* [What the exercise asks]:
Each line that holds the string "Hook" counts once. Say how many such lines the entries have, giving the number only.

(Saved entries)
%%

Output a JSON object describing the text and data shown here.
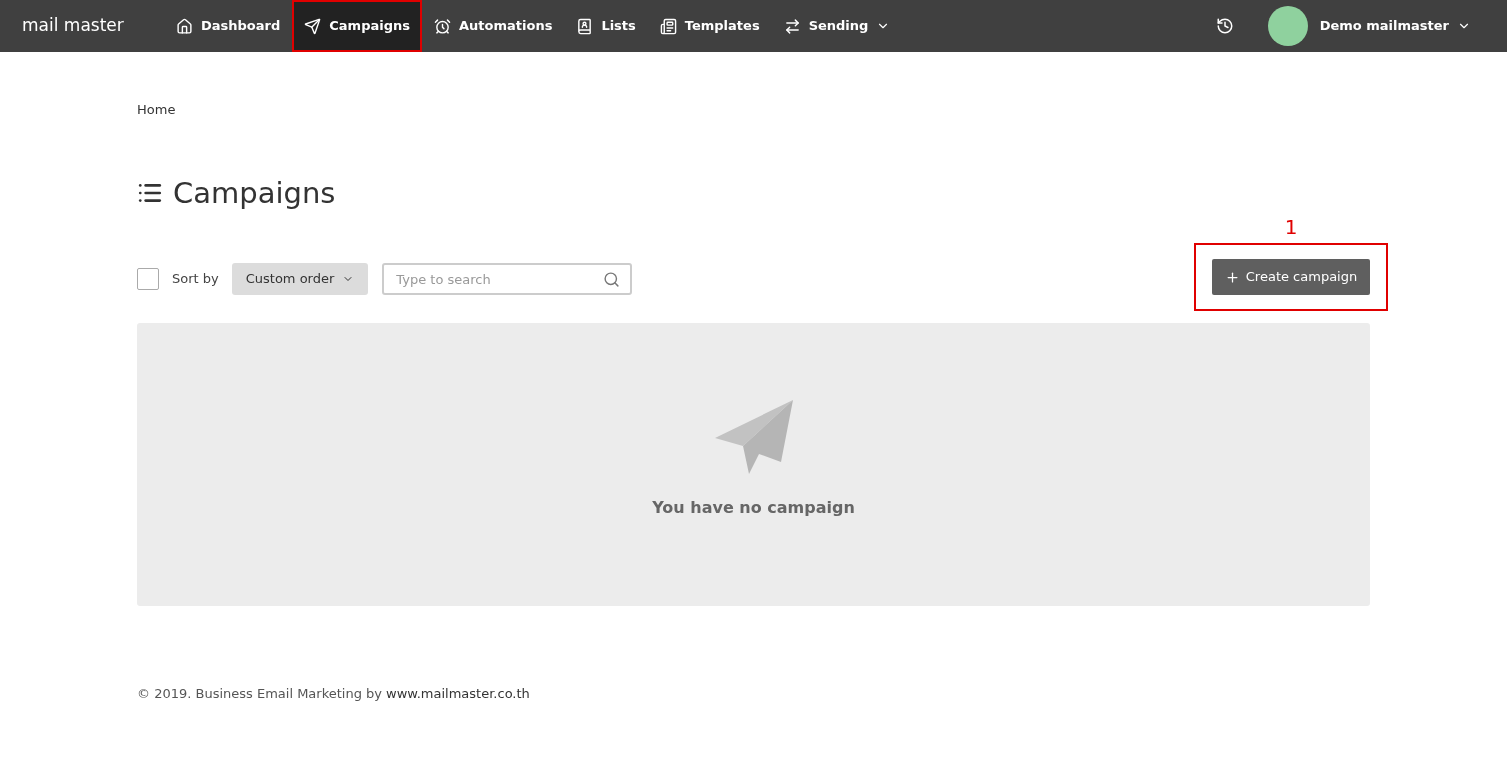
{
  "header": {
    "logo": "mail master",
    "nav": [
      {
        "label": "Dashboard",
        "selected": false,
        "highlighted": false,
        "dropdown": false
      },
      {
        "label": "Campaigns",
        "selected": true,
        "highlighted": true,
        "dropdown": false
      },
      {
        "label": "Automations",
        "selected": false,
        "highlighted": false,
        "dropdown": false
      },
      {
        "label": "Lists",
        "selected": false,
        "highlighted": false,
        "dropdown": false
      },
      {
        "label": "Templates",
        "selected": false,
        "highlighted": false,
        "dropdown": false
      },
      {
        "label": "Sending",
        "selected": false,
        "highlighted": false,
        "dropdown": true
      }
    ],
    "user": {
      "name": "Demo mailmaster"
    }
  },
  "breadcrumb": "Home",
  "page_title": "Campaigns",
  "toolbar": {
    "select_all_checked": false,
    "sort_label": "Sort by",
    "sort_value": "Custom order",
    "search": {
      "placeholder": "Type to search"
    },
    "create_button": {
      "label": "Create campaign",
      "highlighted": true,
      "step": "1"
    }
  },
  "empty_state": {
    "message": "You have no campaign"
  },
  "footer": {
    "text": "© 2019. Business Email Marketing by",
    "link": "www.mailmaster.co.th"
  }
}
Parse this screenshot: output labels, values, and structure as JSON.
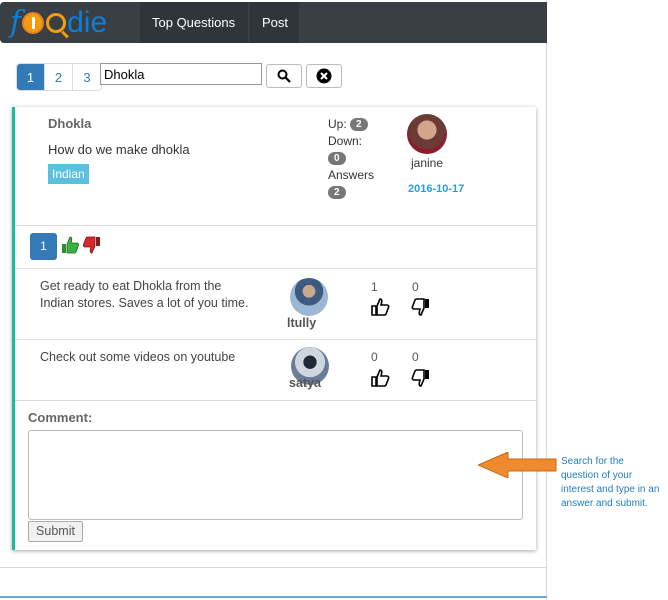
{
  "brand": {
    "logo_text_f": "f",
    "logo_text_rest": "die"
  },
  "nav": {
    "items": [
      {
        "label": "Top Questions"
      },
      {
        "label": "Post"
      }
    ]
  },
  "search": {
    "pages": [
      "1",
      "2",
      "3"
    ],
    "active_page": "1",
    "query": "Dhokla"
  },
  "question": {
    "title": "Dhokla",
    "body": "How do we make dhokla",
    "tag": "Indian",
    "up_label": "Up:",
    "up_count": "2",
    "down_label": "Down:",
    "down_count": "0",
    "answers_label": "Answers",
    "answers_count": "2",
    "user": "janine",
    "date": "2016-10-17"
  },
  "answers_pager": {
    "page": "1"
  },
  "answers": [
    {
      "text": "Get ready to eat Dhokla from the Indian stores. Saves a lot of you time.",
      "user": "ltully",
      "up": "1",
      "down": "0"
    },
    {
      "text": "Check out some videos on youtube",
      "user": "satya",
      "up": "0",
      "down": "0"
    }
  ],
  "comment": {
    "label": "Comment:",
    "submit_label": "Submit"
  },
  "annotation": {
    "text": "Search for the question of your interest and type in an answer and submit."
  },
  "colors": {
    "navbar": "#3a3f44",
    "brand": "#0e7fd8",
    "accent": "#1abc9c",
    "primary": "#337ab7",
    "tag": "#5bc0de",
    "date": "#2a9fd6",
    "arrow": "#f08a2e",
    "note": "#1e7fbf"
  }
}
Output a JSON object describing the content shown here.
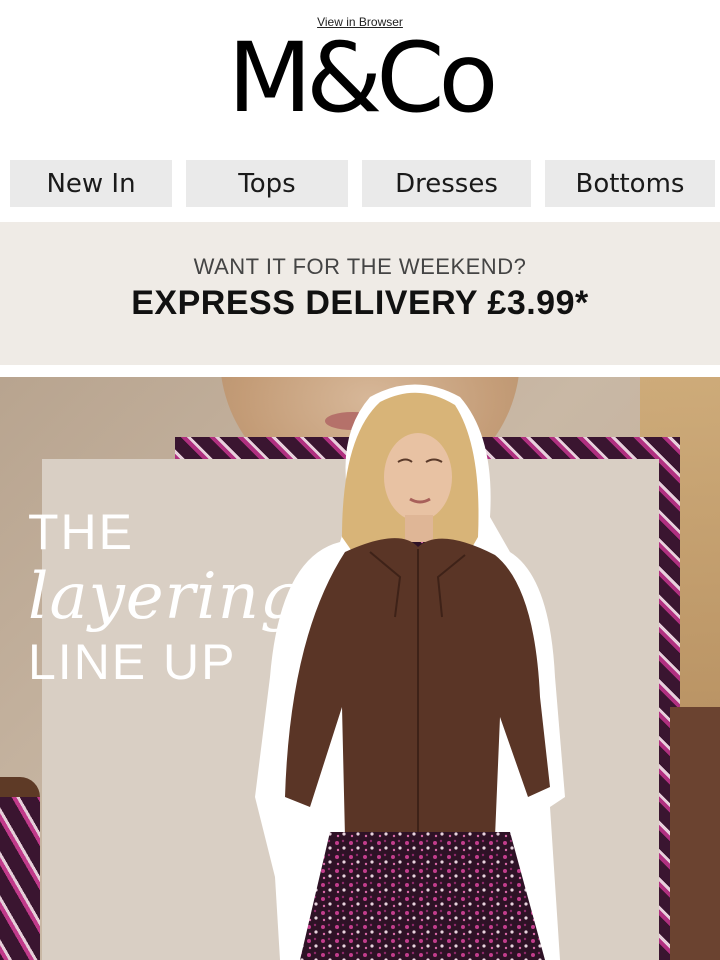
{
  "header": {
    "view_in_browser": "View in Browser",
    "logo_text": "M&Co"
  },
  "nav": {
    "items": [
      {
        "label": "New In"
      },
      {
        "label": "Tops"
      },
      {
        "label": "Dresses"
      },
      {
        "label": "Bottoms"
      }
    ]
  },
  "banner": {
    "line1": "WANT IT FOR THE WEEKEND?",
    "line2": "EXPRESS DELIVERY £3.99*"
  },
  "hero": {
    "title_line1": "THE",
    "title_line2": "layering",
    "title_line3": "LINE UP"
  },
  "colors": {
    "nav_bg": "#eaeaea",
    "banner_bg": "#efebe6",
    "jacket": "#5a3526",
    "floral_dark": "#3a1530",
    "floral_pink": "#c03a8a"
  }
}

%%
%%

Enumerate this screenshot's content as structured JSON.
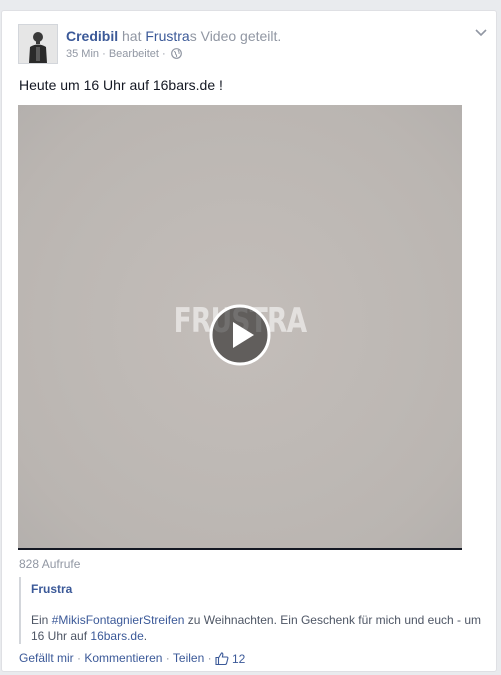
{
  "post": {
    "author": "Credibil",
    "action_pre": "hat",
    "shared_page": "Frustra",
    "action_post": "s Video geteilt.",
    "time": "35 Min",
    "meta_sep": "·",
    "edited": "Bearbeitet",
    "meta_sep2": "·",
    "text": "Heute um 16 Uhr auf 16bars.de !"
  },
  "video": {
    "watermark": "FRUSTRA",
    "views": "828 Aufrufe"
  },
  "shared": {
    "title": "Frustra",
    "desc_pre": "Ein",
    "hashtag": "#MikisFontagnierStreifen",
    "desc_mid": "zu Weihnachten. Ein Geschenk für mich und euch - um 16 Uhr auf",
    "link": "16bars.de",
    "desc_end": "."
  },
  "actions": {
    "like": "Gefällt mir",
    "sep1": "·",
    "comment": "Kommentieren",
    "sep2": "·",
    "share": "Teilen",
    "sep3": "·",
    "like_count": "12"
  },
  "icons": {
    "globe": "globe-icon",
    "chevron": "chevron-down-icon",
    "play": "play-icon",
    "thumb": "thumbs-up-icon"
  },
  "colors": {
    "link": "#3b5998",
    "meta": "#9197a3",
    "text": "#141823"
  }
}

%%
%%

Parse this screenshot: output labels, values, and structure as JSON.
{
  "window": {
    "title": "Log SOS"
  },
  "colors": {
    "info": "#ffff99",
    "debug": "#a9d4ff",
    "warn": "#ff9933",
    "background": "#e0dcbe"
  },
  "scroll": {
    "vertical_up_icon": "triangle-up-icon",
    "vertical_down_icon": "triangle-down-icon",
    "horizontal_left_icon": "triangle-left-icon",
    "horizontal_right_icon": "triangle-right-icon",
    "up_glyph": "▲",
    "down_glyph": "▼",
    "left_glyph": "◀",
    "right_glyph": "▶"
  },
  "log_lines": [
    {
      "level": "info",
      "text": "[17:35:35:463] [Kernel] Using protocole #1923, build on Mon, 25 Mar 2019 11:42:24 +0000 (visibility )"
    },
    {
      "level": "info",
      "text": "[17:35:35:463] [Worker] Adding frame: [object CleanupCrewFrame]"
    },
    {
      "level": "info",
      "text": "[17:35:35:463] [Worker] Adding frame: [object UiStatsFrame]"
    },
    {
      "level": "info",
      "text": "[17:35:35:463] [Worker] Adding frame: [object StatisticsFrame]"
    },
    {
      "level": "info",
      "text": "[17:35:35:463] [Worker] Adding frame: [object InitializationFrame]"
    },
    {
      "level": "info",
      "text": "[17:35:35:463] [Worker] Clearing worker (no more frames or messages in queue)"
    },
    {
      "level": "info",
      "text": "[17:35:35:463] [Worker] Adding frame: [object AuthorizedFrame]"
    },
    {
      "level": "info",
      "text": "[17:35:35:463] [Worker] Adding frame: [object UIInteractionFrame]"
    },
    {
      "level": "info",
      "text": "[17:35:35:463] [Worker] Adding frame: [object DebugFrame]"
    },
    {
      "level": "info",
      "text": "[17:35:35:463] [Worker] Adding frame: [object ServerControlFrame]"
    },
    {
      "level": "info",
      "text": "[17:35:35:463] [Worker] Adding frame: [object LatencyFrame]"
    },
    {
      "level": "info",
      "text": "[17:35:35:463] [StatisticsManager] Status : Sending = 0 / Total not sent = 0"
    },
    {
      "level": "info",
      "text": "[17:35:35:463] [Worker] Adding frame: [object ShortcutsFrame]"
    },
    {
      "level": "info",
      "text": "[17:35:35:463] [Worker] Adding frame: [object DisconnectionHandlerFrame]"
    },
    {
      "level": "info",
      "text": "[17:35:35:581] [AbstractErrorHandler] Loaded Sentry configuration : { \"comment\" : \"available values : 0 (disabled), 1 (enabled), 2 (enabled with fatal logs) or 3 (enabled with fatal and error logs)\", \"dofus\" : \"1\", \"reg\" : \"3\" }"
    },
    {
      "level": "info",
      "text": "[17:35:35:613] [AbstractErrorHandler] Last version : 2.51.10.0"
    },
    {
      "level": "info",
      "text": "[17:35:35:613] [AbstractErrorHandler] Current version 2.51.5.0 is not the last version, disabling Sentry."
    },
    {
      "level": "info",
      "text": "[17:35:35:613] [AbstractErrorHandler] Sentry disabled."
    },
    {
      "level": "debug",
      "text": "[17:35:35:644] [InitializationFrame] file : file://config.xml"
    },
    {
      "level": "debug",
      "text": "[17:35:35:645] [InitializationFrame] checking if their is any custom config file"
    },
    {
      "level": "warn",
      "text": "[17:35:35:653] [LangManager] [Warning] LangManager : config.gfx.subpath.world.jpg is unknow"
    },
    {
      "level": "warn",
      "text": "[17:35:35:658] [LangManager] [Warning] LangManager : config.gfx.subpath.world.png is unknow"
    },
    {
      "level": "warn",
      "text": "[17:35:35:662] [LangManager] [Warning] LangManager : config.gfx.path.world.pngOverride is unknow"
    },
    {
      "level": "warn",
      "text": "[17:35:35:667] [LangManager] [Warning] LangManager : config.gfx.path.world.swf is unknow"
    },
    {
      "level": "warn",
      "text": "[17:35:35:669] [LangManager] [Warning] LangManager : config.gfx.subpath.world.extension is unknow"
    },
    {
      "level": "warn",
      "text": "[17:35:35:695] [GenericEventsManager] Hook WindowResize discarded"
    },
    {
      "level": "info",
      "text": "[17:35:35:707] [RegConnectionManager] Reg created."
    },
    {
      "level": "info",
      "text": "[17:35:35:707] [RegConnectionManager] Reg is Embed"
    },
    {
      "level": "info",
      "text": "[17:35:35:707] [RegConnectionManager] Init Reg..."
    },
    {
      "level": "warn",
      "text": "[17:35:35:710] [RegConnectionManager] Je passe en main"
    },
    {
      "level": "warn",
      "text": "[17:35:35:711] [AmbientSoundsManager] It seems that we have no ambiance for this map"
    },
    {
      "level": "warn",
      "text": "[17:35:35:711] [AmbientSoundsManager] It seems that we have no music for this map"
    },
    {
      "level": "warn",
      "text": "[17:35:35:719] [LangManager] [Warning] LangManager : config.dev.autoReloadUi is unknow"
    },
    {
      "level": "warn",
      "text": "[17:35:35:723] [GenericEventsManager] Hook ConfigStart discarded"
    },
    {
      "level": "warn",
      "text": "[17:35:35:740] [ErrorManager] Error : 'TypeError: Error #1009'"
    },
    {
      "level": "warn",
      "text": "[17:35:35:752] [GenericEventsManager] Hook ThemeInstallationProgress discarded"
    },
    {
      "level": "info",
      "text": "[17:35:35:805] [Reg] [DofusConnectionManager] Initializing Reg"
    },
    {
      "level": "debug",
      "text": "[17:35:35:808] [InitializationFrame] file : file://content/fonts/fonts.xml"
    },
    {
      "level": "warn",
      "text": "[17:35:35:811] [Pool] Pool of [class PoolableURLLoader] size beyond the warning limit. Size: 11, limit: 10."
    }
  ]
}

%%

* [Response]:
3